(Supplied material begins)
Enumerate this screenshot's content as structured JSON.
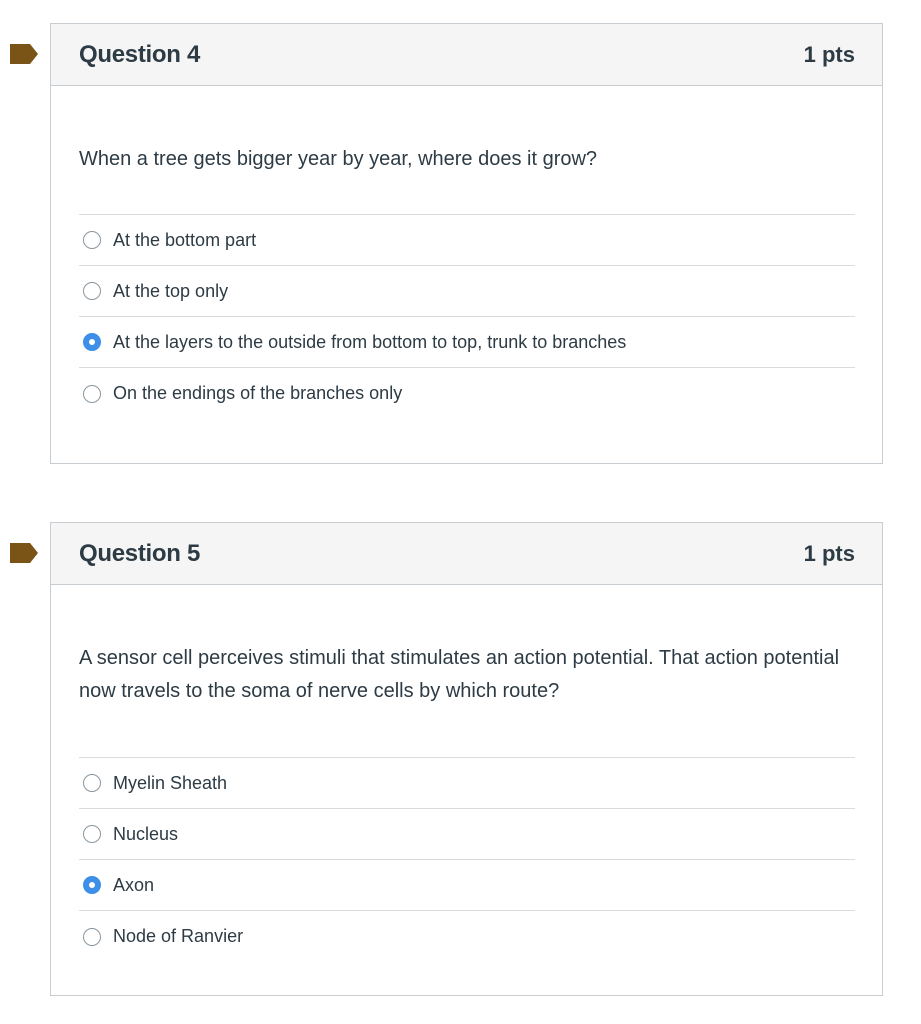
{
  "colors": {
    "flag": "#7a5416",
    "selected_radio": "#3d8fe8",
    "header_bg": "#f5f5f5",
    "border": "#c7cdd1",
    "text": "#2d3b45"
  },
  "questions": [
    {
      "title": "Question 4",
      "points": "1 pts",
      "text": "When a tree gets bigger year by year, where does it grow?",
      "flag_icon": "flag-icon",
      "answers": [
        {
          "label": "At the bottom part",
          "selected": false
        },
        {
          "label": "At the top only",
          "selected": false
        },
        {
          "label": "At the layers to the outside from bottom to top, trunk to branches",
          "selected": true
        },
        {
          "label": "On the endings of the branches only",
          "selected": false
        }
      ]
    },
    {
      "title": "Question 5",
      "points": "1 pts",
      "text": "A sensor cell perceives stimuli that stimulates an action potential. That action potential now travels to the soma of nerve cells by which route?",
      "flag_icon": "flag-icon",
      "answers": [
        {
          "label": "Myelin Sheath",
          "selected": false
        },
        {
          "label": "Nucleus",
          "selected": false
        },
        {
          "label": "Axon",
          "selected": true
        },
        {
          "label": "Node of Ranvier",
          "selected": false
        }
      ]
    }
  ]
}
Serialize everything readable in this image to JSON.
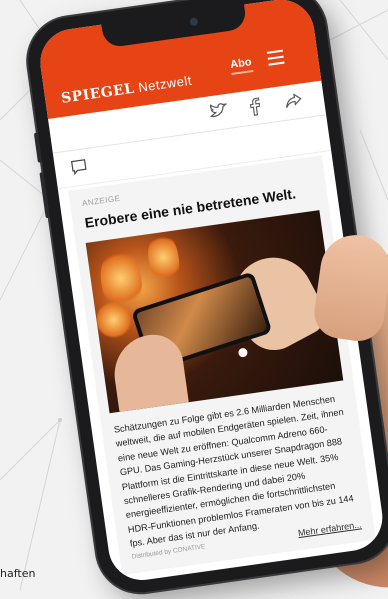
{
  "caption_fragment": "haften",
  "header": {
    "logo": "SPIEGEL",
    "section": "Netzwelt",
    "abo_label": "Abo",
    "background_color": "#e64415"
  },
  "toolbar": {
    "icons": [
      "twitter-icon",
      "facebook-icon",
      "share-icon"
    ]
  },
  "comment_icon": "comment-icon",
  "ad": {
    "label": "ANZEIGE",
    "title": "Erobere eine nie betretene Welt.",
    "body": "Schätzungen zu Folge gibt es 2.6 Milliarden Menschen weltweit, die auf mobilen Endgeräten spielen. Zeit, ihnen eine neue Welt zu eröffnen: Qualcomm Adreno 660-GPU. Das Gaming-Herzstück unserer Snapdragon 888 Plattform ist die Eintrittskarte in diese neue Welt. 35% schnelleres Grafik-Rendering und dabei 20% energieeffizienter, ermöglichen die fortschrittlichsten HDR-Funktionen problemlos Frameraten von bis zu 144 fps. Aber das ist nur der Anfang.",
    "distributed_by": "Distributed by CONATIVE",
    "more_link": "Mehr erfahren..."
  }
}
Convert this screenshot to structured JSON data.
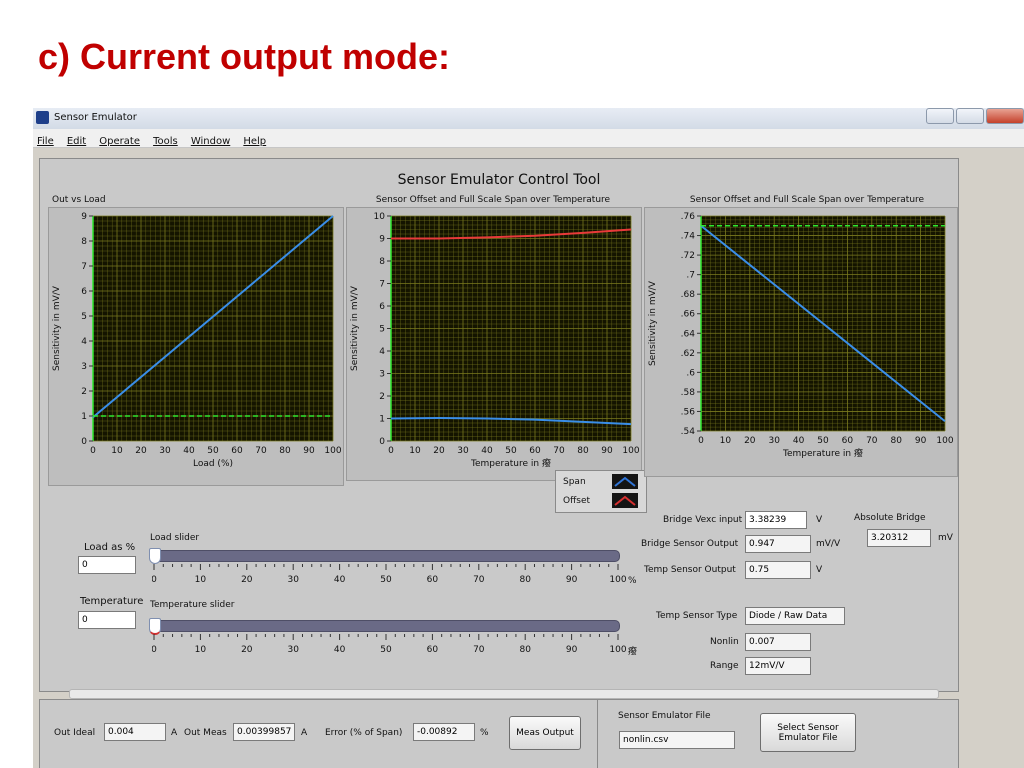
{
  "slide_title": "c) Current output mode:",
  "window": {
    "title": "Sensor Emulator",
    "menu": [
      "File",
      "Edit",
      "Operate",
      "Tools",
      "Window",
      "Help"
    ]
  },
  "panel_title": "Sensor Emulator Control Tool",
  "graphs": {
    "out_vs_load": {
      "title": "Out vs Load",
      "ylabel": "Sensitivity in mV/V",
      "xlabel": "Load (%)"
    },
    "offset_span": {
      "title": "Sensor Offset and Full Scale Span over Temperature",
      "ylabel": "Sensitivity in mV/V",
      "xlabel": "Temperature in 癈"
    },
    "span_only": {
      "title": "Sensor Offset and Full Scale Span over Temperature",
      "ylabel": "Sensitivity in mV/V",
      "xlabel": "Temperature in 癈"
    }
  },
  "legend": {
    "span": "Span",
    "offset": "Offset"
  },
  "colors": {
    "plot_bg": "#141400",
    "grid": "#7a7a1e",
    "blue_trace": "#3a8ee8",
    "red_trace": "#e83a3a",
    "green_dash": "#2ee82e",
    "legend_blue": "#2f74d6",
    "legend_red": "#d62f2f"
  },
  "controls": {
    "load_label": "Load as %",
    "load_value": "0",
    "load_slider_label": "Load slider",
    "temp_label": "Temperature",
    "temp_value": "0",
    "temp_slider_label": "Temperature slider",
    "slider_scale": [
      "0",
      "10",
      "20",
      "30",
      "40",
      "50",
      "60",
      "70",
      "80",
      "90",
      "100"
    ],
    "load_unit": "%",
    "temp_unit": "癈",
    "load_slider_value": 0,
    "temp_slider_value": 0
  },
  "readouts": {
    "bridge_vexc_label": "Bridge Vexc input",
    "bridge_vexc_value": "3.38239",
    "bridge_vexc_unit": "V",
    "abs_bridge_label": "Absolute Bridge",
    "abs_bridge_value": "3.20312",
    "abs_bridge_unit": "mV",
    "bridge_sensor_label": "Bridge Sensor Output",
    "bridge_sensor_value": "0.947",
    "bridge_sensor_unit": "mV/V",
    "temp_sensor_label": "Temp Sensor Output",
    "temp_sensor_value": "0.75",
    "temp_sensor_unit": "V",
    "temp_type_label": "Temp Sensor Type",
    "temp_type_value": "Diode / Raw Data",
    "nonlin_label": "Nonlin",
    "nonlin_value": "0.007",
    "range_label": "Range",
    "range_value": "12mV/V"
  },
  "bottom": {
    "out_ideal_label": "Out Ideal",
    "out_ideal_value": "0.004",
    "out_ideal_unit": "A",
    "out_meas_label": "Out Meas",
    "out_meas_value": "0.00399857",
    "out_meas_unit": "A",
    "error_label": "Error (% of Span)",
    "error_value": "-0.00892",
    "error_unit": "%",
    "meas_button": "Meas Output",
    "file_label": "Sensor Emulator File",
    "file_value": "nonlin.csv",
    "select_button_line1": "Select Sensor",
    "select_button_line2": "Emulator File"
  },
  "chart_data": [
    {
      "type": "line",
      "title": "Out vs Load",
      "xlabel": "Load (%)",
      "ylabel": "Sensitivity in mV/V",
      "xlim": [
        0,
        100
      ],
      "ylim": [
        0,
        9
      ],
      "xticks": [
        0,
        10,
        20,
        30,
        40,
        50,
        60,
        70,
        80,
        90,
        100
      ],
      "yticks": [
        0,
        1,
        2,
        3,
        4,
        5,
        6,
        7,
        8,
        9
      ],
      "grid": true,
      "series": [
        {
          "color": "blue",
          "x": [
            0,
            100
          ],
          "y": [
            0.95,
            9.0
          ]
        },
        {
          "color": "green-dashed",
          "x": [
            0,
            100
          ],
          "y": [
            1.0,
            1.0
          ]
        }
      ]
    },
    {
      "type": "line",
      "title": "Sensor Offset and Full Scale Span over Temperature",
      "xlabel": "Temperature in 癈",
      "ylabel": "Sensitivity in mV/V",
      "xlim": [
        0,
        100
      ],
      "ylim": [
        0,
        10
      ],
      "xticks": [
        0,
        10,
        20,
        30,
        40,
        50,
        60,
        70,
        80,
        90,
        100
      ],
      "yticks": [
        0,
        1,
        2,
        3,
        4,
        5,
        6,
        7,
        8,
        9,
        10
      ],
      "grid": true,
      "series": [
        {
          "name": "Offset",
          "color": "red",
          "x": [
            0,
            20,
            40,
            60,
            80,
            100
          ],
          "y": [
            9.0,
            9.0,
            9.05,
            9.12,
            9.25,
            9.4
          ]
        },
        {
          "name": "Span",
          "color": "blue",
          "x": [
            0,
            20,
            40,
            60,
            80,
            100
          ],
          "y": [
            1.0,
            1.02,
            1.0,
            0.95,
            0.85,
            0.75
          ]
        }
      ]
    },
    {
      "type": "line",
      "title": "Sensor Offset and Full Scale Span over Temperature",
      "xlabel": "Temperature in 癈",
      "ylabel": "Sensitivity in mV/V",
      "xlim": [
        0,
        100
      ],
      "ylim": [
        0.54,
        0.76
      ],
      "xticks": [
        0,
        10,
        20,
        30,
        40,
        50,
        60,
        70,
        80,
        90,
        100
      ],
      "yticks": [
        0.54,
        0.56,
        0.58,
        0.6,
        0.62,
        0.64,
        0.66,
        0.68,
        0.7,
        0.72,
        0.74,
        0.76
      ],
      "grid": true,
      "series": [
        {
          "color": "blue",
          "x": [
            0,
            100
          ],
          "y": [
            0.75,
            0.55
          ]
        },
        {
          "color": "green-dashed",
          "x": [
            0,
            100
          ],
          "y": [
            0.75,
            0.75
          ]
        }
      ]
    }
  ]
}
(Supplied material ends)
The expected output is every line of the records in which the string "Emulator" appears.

    "title": "Sensor Emulator",
  "panel_title": "Sensor Emulator Control Tool",
    "file_label": "Sensor Emulator File",
    "select_button_line2": "Emulator File"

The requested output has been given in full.